*** Data for review ***

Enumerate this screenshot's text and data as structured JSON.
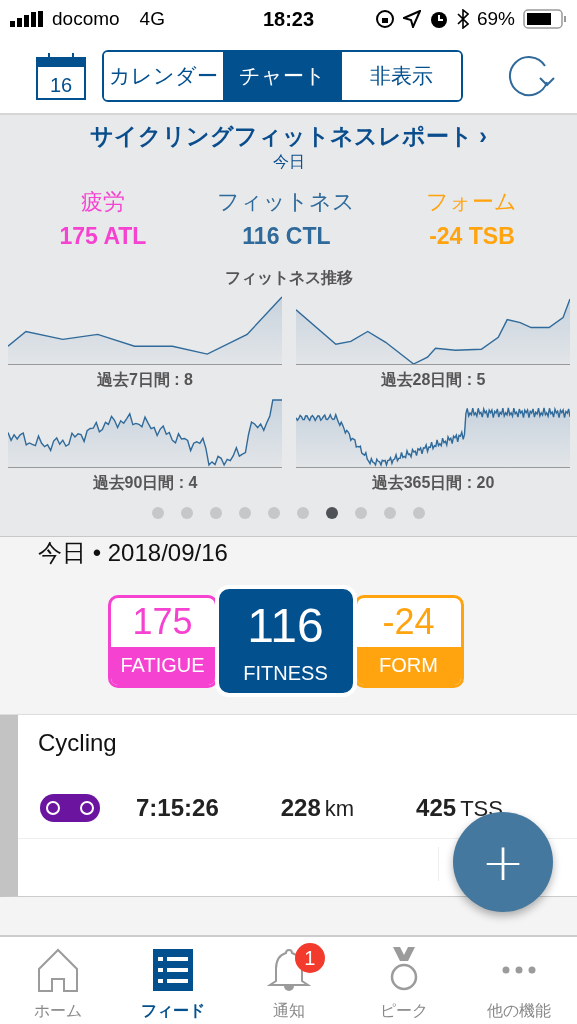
{
  "status_bar": {
    "carrier": "docomo",
    "network": "4G",
    "time": "18:23",
    "battery": "69%"
  },
  "header": {
    "calendar_day": "16",
    "segments": [
      {
        "label": "カレンダー",
        "selected": false
      },
      {
        "label": "チャート",
        "selected": true
      },
      {
        "label": "非表示",
        "selected": false
      }
    ]
  },
  "report": {
    "title": "サイクリングフィットネスレポート",
    "chevron": "›",
    "subtitle": "今日",
    "metrics": [
      {
        "label": "疲労",
        "value": "175 ATL",
        "color": "#f542d0"
      },
      {
        "label": "フィットネス",
        "value": "116 CTL",
        "color": "#2f6a9a"
      },
      {
        "label": "フォーム",
        "value": "-24 TSB",
        "color": "#ffa30f"
      }
    ],
    "trend_title": "フィットネス推移",
    "trends": [
      {
        "label": "過去7日間 : 8"
      },
      {
        "label": "過去28日間 : 5"
      },
      {
        "label": "過去90日間 : 4"
      },
      {
        "label": "過去365日間 : 20"
      }
    ],
    "page_dots": [
      {
        "selected": false
      },
      {
        "selected": false
      },
      {
        "selected": false
      },
      {
        "selected": false
      },
      {
        "selected": false
      },
      {
        "selected": false
      },
      {
        "selected": true
      },
      {
        "selected": false
      },
      {
        "selected": false
      },
      {
        "selected": false
      }
    ]
  },
  "day": {
    "date": "今日 • 2018/09/16",
    "badges": [
      {
        "value": "175",
        "label": "FATIGUE",
        "color": "#f542d0",
        "selected": false
      },
      {
        "value": "116",
        "label": "FITNESS",
        "color": "#03508f",
        "selected": true
      },
      {
        "value": "-24",
        "label": "FORM",
        "color": "#ffa30f",
        "selected": false
      }
    ]
  },
  "activity": {
    "title": "Cycling",
    "duration": "7:15:26",
    "distance": "228",
    "distance_unit": "km",
    "tss": "425",
    "tss_unit": "TSS"
  },
  "fab": {
    "symbol": "+"
  },
  "tab_bar": [
    {
      "label": "ホーム",
      "kind": "home",
      "selected": false
    },
    {
      "label": "フィード",
      "kind": "feed",
      "selected": true
    },
    {
      "label": "通知",
      "kind": "bell",
      "selected": false,
      "badge": "1"
    },
    {
      "label": "ピーク",
      "kind": "medal",
      "selected": false
    },
    {
      "label": "他の機能",
      "kind": "more",
      "selected": false
    }
  ]
}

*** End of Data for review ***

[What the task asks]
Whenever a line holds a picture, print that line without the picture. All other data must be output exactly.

[Result of the task]
Enumerate this screenshot's text and data as structured JSON.
{
  "status_bar": {
    "carrier": "docomo",
    "network": "4G",
    "time": "18:23",
    "battery": "69%"
  },
  "header": {
    "calendar_day": "16",
    "segments": [
      {
        "label": "カレンダー",
        "selected": false
      },
      {
        "label": "チャート",
        "selected": true
      },
      {
        "label": "非表示",
        "selected": false
      }
    ]
  },
  "report": {
    "title": "サイクリングフィットネスレポート",
    "chevron": "›",
    "subtitle": "今日",
    "metrics": [
      {
        "label": "疲労",
        "value": "175 ATL",
        "color": "#f542d0"
      },
      {
        "label": "フィットネス",
        "value": "116 CTL",
        "color": "#2f6a9a"
      },
      {
        "label": "フォーム",
        "value": "-24 TSB",
        "color": "#ffa30f"
      }
    ],
    "trend_title": "フィットネス推移",
    "trends": [
      {
        "label": "過去7日間 : 8"
      },
      {
        "label": "過去28日間 : 5"
      },
      {
        "label": "過去90日間 : 4"
      },
      {
        "label": "過去365日間 : 20"
      }
    ],
    "page_dots": [
      {
        "selected": false
      },
      {
        "selected": false
      },
      {
        "selected": false
      },
      {
        "selected": false
      },
      {
        "selected": false
      },
      {
        "selected": false
      },
      {
        "selected": true
      },
      {
        "selected": false
      },
      {
        "selected": false
      },
      {
        "selected": false
      }
    ]
  },
  "day": {
    "date": "今日 • 2018/09/16",
    "badges": [
      {
        "value": "175",
        "label": "FATIGUE",
        "color": "#f542d0",
        "selected": false
      },
      {
        "value": "116",
        "label": "FITNESS",
        "color": "#03508f",
        "selected": true
      },
      {
        "value": "-24",
        "label": "FORM",
        "color": "#ffa30f",
        "selected": false
      }
    ]
  },
  "activity": {
    "title": "Cycling",
    "duration": "7:15:26",
    "distance": "228",
    "distance_unit": "km",
    "tss": "425",
    "tss_unit": "TSS"
  },
  "fab": {
    "symbol": "+"
  },
  "tab_bar": [
    {
      "label": "ホーム",
      "kind": "home",
      "selected": false
    },
    {
      "label": "フィード",
      "kind": "feed",
      "selected": true
    },
    {
      "label": "通知",
      "kind": "bell",
      "selected": false,
      "badge": "1"
    },
    {
      "label": "ピーク",
      "kind": "medal",
      "selected": false
    },
    {
      "label": "他の機能",
      "kind": "more",
      "selected": false
    }
  ]
}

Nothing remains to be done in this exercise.